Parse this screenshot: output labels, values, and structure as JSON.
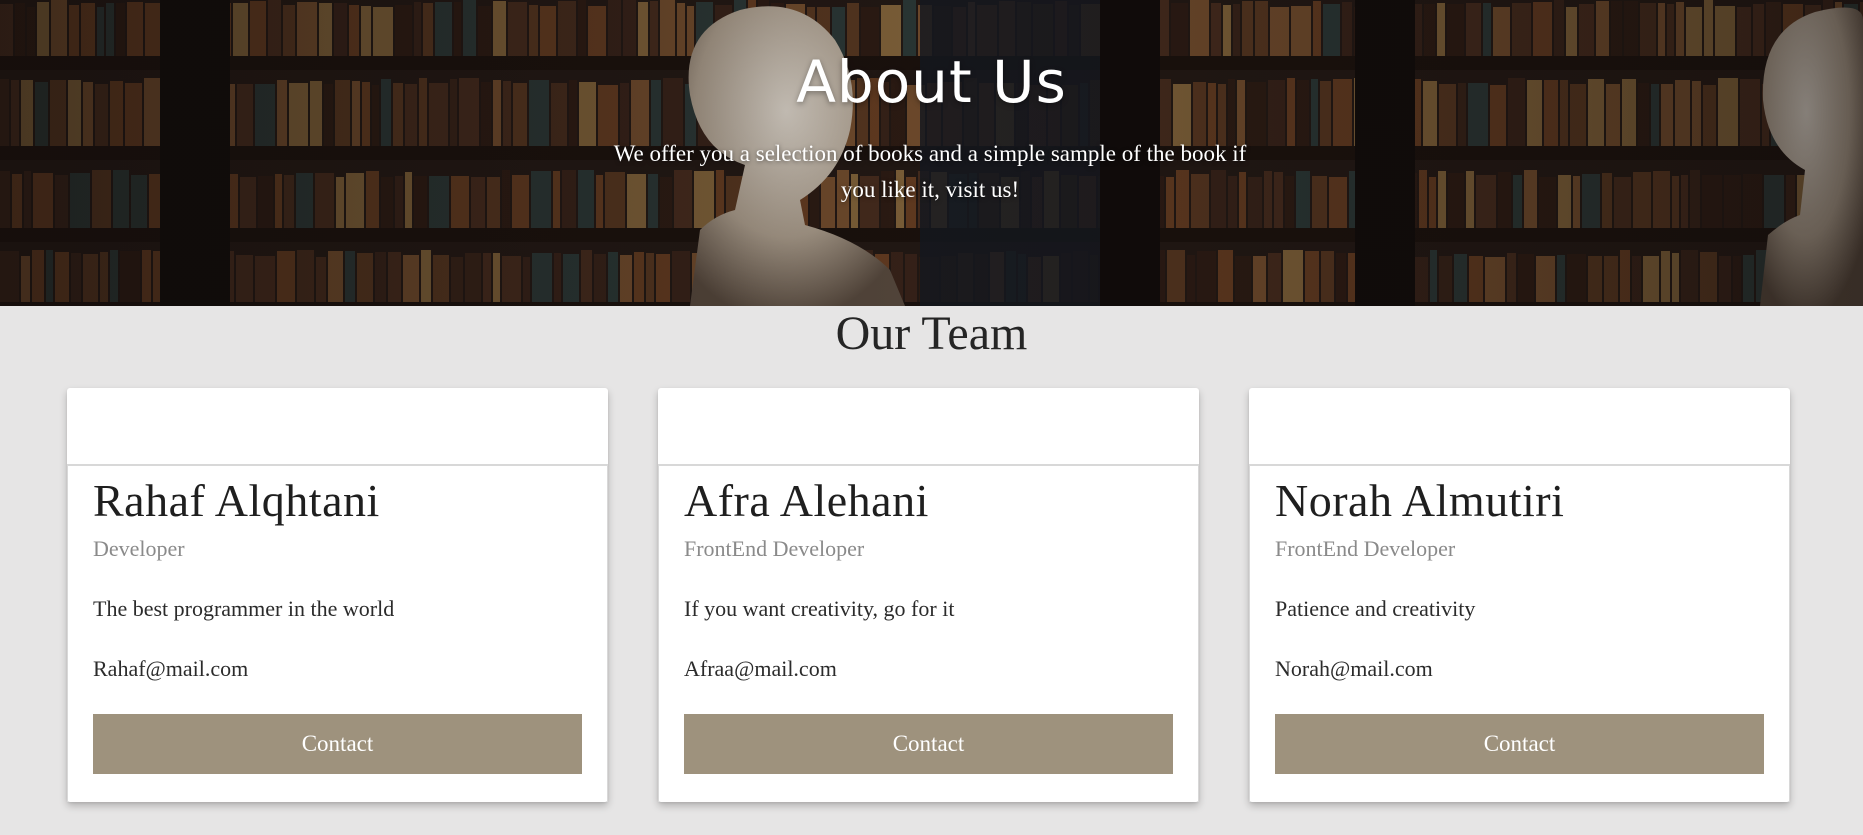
{
  "hero": {
    "title": "About Us",
    "subtitle": "We offer you a selection of books and a simple sample of the book if you like it, visit us!"
  },
  "team": {
    "heading": "Our Team",
    "accent_color": "#9e927d",
    "members": [
      {
        "name": "Rahaf Alqhtani",
        "role": "Developer",
        "description": "The best programmer in the world",
        "email": "Rahaf@mail.com",
        "button_label": "Contact"
      },
      {
        "name": "Afra Alehani",
        "role": "FrontEnd Developer",
        "description": "If you want creativity, go for it",
        "email": "Afraa@mail.com",
        "button_label": "Contact"
      },
      {
        "name": "Norah Almutiri",
        "role": "FrontEnd Developer",
        "description": "Patience and creativity",
        "email": "Norah@mail.com",
        "button_label": "Contact"
      }
    ]
  }
}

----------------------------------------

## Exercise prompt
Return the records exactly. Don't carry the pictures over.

## Output of the task
Parse this screenshot: output labels, values, and structure as JSON.
{
  "hero": {
    "title": "About Us",
    "subtitle": "We offer you a selection of books and a simple sample of the book if you like it, visit us!"
  },
  "team": {
    "heading": "Our Team",
    "accent_color": "#9e927d",
    "members": [
      {
        "name": "Rahaf Alqhtani",
        "role": "Developer",
        "description": "The best programmer in the world",
        "email": "Rahaf@mail.com",
        "button_label": "Contact"
      },
      {
        "name": "Afra Alehani",
        "role": "FrontEnd Developer",
        "description": "If you want creativity, go for it",
        "email": "Afraa@mail.com",
        "button_label": "Contact"
      },
      {
        "name": "Norah Almutiri",
        "role": "FrontEnd Developer",
        "description": "Patience and creativity",
        "email": "Norah@mail.com",
        "button_label": "Contact"
      }
    ]
  }
}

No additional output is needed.